Word for word, restate the lines that run from the line containing "Convert this screenshot" to the last line of the records below.
- - -
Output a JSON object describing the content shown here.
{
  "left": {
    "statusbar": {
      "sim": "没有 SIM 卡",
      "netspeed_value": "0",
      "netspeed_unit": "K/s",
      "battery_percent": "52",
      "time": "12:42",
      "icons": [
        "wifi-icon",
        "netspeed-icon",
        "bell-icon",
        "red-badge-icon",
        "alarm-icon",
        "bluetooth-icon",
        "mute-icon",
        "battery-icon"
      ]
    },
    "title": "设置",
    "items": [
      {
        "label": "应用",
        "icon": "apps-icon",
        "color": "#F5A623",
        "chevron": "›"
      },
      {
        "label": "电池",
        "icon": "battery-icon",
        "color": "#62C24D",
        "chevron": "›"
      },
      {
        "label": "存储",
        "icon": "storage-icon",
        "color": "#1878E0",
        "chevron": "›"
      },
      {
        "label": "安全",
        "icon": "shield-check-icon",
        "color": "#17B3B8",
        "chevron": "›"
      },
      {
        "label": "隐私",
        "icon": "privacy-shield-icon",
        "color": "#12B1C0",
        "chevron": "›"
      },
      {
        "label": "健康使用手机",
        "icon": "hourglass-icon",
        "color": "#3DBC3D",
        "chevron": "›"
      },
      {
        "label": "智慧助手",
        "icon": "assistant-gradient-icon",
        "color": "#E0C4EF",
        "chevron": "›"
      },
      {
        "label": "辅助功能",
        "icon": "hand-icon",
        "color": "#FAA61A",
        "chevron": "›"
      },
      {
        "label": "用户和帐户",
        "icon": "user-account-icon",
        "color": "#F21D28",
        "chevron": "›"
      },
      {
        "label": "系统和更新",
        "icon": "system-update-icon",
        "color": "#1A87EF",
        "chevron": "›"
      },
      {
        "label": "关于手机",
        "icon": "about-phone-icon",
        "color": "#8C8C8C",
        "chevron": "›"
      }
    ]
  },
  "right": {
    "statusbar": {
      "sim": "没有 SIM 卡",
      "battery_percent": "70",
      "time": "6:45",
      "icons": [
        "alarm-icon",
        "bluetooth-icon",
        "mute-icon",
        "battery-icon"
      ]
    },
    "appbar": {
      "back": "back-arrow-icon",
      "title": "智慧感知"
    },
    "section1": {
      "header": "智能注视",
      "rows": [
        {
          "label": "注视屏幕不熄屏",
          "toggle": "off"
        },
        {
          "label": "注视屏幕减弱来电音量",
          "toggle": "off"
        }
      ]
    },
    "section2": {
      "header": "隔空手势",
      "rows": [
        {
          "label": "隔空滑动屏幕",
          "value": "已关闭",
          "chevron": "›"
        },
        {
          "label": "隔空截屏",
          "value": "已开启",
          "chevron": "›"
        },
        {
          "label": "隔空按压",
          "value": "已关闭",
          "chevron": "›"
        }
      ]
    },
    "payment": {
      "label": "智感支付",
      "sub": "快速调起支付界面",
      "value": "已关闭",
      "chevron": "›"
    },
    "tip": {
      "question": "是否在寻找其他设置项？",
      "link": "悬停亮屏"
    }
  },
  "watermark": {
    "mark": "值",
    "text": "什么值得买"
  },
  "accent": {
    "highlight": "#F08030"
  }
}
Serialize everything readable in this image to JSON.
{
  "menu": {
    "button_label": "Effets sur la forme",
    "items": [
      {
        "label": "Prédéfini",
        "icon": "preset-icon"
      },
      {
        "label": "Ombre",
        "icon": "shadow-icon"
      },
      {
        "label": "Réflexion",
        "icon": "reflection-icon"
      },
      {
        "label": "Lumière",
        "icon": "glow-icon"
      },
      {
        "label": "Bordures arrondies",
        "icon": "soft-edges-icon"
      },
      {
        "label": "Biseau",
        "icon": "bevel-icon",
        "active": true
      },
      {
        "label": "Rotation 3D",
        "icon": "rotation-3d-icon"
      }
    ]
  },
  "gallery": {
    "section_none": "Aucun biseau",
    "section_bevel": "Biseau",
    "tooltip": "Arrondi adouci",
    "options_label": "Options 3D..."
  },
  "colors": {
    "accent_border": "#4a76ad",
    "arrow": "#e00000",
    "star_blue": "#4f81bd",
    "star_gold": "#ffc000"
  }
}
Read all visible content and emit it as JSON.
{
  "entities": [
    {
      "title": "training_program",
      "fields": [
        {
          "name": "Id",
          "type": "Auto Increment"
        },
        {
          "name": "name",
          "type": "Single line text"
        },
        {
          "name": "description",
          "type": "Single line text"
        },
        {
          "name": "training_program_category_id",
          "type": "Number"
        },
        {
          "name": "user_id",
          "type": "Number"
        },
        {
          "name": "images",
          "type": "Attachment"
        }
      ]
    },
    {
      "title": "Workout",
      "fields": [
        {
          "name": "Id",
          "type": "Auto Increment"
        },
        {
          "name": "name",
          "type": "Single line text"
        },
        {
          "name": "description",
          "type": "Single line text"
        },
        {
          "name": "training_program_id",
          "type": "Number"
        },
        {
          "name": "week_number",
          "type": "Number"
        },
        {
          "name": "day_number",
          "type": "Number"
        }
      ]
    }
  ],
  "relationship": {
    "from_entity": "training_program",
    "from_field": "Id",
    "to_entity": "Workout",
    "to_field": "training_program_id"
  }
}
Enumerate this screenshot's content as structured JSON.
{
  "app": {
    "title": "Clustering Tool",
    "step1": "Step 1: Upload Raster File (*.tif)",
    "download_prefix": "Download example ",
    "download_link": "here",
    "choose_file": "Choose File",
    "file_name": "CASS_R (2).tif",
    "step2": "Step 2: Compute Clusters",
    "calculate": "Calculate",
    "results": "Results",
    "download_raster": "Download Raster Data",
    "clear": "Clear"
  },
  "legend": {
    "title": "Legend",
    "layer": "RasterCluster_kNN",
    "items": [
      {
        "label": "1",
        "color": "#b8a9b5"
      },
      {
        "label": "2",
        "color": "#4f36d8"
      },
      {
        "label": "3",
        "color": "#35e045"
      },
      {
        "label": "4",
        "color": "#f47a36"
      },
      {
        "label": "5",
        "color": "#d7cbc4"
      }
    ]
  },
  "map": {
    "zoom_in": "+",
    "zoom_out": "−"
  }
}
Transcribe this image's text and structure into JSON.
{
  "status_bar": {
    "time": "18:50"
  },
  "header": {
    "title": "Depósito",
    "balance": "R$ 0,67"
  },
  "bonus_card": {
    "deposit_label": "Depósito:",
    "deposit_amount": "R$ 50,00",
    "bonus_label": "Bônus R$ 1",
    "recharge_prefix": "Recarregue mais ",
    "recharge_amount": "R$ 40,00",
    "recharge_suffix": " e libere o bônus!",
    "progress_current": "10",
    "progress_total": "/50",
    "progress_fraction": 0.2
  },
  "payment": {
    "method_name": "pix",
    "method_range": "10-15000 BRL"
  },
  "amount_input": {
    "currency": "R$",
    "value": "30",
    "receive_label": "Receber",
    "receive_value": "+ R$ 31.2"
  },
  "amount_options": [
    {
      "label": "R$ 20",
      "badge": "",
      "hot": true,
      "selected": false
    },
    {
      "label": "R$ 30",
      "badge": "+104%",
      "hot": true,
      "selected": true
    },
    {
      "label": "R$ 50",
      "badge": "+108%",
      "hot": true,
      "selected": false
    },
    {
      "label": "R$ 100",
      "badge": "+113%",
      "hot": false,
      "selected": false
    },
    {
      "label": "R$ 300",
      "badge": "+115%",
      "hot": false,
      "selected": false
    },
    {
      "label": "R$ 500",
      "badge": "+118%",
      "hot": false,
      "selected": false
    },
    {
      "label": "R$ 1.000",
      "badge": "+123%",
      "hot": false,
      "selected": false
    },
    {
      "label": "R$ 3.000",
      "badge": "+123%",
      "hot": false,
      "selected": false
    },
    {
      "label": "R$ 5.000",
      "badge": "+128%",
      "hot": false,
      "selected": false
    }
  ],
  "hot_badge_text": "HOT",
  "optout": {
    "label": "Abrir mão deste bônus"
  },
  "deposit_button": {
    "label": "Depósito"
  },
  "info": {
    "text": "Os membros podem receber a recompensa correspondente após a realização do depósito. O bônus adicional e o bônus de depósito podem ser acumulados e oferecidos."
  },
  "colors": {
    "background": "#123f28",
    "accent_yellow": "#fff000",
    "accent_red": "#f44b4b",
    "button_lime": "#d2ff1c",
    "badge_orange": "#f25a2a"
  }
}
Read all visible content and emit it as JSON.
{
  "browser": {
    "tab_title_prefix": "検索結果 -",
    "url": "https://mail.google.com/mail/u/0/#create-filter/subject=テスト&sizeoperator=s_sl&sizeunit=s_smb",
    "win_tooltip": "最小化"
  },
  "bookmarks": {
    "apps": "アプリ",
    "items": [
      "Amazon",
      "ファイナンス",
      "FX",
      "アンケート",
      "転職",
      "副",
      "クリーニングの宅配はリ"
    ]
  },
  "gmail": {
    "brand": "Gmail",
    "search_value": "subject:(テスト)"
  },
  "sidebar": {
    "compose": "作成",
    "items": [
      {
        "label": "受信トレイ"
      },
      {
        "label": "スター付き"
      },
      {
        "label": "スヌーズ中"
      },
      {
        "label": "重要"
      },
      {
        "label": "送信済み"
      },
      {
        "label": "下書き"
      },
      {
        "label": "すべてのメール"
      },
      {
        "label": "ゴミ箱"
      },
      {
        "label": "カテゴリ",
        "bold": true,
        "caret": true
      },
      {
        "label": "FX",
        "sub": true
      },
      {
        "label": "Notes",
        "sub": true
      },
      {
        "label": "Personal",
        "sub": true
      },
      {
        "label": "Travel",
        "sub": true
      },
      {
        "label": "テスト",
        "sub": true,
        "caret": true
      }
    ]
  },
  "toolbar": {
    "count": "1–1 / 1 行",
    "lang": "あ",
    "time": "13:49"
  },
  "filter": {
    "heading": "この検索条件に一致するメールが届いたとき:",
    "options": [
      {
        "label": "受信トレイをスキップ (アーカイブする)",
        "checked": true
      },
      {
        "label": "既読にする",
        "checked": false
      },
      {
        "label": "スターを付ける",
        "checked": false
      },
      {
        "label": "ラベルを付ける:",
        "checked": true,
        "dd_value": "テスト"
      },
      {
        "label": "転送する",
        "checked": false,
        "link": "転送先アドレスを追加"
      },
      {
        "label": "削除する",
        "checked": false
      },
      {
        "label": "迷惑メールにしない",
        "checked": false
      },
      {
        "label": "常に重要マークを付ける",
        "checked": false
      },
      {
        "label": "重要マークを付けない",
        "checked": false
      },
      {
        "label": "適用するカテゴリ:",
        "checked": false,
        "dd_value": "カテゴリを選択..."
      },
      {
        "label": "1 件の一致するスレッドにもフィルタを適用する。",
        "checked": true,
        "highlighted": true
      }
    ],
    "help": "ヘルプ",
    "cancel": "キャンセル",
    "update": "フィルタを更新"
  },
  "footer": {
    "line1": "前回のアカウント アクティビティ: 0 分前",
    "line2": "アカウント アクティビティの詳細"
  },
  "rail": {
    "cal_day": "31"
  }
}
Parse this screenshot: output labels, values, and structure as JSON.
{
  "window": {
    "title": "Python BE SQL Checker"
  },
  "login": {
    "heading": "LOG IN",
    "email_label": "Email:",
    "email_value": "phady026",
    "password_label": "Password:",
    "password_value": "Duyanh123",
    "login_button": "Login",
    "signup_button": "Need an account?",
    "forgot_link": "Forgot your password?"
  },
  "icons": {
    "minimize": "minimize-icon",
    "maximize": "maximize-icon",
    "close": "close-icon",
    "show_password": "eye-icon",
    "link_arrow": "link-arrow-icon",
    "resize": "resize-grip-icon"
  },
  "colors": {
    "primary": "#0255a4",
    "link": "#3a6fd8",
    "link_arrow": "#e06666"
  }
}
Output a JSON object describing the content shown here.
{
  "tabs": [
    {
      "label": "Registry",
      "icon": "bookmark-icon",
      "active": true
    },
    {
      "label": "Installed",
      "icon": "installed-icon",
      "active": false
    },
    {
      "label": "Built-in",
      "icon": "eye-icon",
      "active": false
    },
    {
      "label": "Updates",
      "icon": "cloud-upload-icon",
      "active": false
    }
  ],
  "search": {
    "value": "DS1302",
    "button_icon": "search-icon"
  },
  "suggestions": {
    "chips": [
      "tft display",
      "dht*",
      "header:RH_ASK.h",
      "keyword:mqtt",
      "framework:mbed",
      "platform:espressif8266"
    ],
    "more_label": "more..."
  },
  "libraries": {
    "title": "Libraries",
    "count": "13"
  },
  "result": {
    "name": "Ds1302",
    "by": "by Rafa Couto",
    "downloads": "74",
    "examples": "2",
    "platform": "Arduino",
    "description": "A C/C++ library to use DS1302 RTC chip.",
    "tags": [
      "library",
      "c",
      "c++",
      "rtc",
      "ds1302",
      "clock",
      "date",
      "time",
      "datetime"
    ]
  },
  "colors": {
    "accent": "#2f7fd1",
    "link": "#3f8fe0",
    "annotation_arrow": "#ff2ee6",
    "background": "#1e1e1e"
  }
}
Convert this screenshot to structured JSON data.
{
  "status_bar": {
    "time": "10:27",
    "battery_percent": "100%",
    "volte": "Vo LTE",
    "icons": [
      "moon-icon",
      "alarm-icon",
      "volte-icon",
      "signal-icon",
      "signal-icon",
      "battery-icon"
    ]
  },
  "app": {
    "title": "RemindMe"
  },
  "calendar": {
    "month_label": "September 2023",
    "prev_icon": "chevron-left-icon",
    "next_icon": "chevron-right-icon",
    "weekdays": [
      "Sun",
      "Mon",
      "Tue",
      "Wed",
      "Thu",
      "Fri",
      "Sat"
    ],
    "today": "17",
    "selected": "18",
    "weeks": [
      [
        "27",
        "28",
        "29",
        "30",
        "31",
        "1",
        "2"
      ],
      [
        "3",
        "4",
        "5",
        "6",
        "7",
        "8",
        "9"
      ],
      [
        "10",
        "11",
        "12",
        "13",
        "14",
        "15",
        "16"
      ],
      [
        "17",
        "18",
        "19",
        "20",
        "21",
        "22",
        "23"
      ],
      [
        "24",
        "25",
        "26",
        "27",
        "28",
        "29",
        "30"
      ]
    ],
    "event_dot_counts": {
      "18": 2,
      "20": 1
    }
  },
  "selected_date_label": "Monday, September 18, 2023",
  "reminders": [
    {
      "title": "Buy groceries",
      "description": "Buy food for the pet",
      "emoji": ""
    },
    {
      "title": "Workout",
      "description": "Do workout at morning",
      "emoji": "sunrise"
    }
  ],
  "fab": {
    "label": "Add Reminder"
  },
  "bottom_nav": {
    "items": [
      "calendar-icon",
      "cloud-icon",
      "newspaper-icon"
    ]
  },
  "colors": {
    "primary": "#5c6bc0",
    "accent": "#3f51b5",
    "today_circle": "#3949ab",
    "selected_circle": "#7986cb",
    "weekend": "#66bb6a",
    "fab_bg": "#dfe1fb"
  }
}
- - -
# [Expected answer]
Convert this screenshot to structured JSON data.
{
  "status_bar": {
    "time": "10:27",
    "battery_percent": "100%",
    "volte": "Vo LTE",
    "icons": [
      "moon-icon",
      "alarm-icon",
      "volte-icon",
      "signal-icon",
      "signal-icon",
      "battery-icon"
    ]
  },
  "app": {
    "title": "RemindMe"
  },
  "calendar": {
    "month_label": "September 2023",
    "prev_icon": "chevron-left-icon",
    "next_icon": "chevron-right-icon",
    "weekdays": [
      "Sun",
      "Mon",
      "Tue",
      "Wed",
      "Thu",
      "Fri",
      "Sat"
    ],
    "today": "17",
    "selected": "18",
    "weeks": [
      [
        "27",
        "28",
        "29",
        "30",
        "31",
        "1",
        "2"
      ],
      [
        "3",
        "4",
        "5",
        "6",
        "7",
        "8",
        "9"
      ],
      [
        "10",
        "11",
        "12",
        "13",
        "14",
        "15",
        "16"
      ],
      [
        "17",
        "18",
        "19",
        "20",
        "21",
        "22",
        "23"
      ],
      [
        "24",
        "25",
        "26",
        "27",
        "28",
        "29",
        "30"
      ]
    ],
    "event_dot_counts": {
      "18": 2,
      "20": 1
    }
  },
  "selected_date_label": "Monday, September 18, 2023",
  "reminders": [
    {
      "title": "Buy groceries",
      "description": "Buy food for the pet",
      "emoji": ""
    },
    {
      "title": "Workout",
      "description": "Do workout at morning",
      "emoji": "sunrise"
    }
  ],
  "fab": {
    "label": "Add Reminder"
  },
  "bottom_nav": {
    "items": [
      "calendar-icon",
      "cloud-icon",
      "newspaper-icon"
    ]
  },
  "colors": {
    "primary": "#5c6bc0",
    "accent": "#3f51b5",
    "today_circle": "#3949ab",
    "selected_circle": "#7986cb",
    "weekend": "#66bb6a",
    "fab_bg": "#dfe1fb"
  }
}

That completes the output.